In the wake of the pain we have experienced, this is what I have chosen: health. The first time I walked into a counselor’s office was after the loss of our warrior-of-a-niece Ava in 2010. I didn’t necessarily feel like I needed a professional, but I knew this caliber of tragedy was above my pay grade. I knew my mental and emotional heath was not something worth risking for the sake of appearing strong. I have been choosing health since then, never going too long without a check-in with a counselor. I feel no shame is sharing that, nor should anybody.
Isaac Hunter was my pastor before he was my brother, and in that role, he helped transform my faith. He communicated Christ’s love in a way I had never experienced. Isaac preached the love, peace, and hope found in Christ. In an age when Christianity is understandably viewed as unappealing, my Reverend Brother presented the beauty and the poetry and the acceptance that is inherent in the gospel. Yet what he chose in his own life left much to reconcile with the idea of grace—a topic he spoke on with great passion and frequency. The crisis of faith, the confusion, and the discouragement that has come with this loss has been completely overwhelming at times.
If you are still reeling from this great loss, what will you choose? Please never feel like you are unworthy of being greatly affected by Isaac’s death simply because you feel you knew him little. The role of a pastor in our lives is profound and personal. His significance in your life should not be disregarded. Do you feel like others are moving on and you are still grieving? That is normal. You are normal. I feel that way also. It feels unfair, for we did not choose for this to be a part of our story. But we must make our own choice now, considering the content of this unexpected chapter, which has been crudely shoved into the middle of our lovely little conflict-free novella. What are we going to do?
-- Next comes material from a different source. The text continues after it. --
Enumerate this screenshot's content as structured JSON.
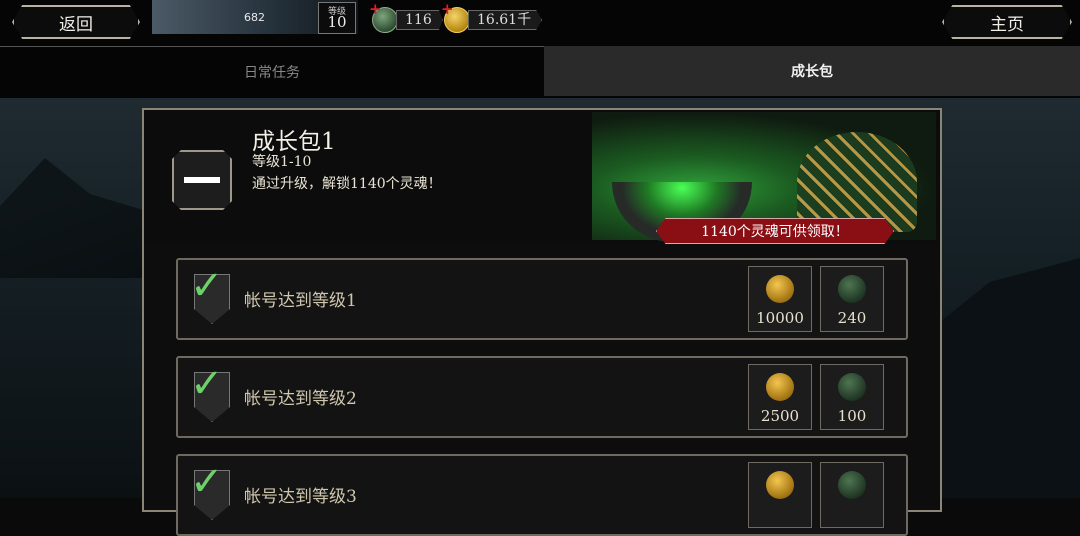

I am inspired by Oswald Chambers’ statement in My Utmost for His Highest, “If you will receive yourself into the fires of sorrow, God will make you nourishment for other people.” But we must receive ourselves. It will be painful to start and the process may be lengthy. Unfortunately there is no quick fix when it comes to grief. We are forced to go through the awful process. Perhaps it is time to take the first brave step into a counselor’s office. Perhaps you will join a grief group. Does your church have one? If not, you may be the catalyst for bringing a much-needed resource into your community. Are you thinking, “All those things seem great for other people?” If so, you have just completely my one-item assessment that reveals that you need them the most.
This blog may be, at best, personal catharsis, but I hope it encourages someone. I hope someone feels less lonely or more brave because of it. We are preparing to celebrate the hope that came down heal this world. It is a beautiful story of redemption. I am hoping to one day look back and see that story echoed in our family. That chapter has yet to be written so I will continue on through this one, page by page, all the while praying for healing for our family and all those affected by this loss.
Peace and love,